Retiring with a smile-A A +A
Tuesday, July 17, 2012
RETIRED but obviously not tired assistant ombudsman Virginia Palanca-Santiago has always been high-profile, at least in Cebu.
I remember joining her and a few other personalities in a forum organized by students of the University of San Carlos a few years ago. When it was her turn to speak, Santiago got the audience’s attention by her stories about government service and dealing with public officials. She wasn’t bombastic but she spoke with a conviction laced with humor. After the forum, students gathered around her like she was a movie star.
After serving the Office of the Ombudsman-Visayas for 16 years, Santiago has retired and she will be missed primarily because she became virtually the face of that office for more than a decade. Reporters sought her out when they needed information about the status of cases filed against government officials, and she accommodated them willingly.
Sun.Star’s story on her retirement yesterday described her as “one of ombud’s tireless officials.” But she wasn’t just tireless, many consider her as incorruptible, too, which says much about people’s perception of her work in the anti-graft office.
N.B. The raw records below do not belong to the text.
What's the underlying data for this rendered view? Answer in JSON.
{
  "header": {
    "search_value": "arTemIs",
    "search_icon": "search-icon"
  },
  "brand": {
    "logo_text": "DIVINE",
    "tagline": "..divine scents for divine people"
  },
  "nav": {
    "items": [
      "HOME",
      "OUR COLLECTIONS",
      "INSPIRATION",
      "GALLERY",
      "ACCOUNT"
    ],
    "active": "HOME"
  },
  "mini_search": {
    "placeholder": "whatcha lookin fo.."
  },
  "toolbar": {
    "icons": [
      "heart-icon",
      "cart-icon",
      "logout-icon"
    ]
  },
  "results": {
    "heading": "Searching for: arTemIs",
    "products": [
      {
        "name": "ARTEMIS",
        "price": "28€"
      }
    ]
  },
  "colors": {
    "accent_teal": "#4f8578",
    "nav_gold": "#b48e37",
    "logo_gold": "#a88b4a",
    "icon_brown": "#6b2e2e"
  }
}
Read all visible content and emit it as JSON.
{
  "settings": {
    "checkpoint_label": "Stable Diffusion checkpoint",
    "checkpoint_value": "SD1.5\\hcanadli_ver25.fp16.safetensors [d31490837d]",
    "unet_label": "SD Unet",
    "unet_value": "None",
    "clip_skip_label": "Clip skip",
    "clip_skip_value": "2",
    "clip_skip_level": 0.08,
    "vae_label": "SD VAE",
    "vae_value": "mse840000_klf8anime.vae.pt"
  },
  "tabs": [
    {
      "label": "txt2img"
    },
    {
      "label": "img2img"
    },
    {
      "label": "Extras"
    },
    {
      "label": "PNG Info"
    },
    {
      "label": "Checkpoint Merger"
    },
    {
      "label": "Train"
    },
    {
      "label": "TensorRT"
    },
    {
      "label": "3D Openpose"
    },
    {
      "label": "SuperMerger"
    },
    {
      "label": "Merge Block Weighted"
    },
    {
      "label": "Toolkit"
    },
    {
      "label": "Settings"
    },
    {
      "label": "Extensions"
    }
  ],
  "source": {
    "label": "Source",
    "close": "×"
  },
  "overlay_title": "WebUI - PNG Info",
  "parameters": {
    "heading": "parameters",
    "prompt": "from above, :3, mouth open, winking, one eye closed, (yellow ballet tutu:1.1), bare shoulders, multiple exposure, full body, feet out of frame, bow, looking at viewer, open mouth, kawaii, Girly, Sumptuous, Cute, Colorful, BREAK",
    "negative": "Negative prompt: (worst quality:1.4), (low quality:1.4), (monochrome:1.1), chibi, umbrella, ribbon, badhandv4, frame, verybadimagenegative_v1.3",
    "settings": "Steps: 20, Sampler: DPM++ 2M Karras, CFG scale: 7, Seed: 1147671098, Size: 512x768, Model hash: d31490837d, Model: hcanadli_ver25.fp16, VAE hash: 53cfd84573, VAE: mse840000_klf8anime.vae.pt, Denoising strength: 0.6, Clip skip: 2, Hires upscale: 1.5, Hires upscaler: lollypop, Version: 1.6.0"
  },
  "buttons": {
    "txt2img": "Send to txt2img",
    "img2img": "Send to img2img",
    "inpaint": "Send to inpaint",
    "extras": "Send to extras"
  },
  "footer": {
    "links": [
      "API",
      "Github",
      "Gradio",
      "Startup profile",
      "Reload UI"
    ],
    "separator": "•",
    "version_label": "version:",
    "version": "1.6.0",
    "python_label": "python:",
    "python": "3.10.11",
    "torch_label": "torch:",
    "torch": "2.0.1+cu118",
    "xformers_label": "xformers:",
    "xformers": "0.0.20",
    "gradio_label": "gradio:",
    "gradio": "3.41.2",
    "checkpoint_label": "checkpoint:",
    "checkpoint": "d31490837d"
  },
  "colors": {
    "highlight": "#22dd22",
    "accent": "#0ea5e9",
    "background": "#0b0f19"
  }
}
She was also proud of not using the “padrino” system to push her up the promotion ladder.
Indeed, among the more memorable acts she did during her stint in the anti-graft office were her attempts (twice?) to snag the post of Deputy Ombudsman even without big-name politicians backing her up. She failed every time. That didn’t mean her good deeds weren’t recognized. The post of assistant ombudsman, I reckon, was created for her instead.
“Ma’am Virgie,” as she is called, is proof that a good person can retain his/her sanity, or even thrive, even while working in the country’s graft-ridden bureaucracy.
I used to think this is impossible in, say, the Bureau of Customs. But in the end it all boils down to character. One can stay honest as a public servant if one decides to.
Then again, Santiago would not have survived had she not known how to compromise. It’s called pragmatism. I could sense a mellowing in her in the last few years of her stint, especially during the latter part of the administration of Gloria Macapagal-Arroyo when corruption became rampant and the Office of the Ombudsman generally looked
the other way.
Many high-profile cases against some local government officials that Santiago and her office investigated ended up being mothballed. Like a good soldier, she didn’t let out even a whimper to complain. And she refused to talk about these cases in public, specifically with reporters. That can be considered a fault as it rendered her office ineffective.
It didn’t help that she got caught a number of times in the political conflict in Cebu City and the province. A politician or two lambasted her for the investigations her office conducted and for her openness to talk about controversial cases in the media.
I think this is among the reasons she chose to recede in the background later.
Overall, however, this fault is merely a small blemish in the largely positive public review of Santiago’s stint in the anti-graft office. I could imagine her retiring with a smile and head held high.
Published in the Sun.Star Cebu newspaper on July 18, 2012.